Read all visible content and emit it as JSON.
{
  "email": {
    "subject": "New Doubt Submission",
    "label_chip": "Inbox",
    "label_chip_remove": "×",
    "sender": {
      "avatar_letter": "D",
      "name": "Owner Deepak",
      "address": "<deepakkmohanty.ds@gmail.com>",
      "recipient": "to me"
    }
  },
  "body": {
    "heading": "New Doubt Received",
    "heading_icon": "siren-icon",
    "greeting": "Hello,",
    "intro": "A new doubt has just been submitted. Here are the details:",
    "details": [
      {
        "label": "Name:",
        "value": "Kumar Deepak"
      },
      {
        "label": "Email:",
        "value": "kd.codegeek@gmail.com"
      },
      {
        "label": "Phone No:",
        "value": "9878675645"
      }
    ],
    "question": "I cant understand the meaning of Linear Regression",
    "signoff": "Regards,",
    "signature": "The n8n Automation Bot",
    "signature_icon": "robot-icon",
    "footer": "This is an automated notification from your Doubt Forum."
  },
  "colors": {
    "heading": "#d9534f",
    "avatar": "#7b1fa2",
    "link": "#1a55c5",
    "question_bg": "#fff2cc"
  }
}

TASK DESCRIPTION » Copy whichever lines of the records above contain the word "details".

TASK RESULT »
    "intro": "A new doubt has just been submitted. Here are the details:",
    "details": [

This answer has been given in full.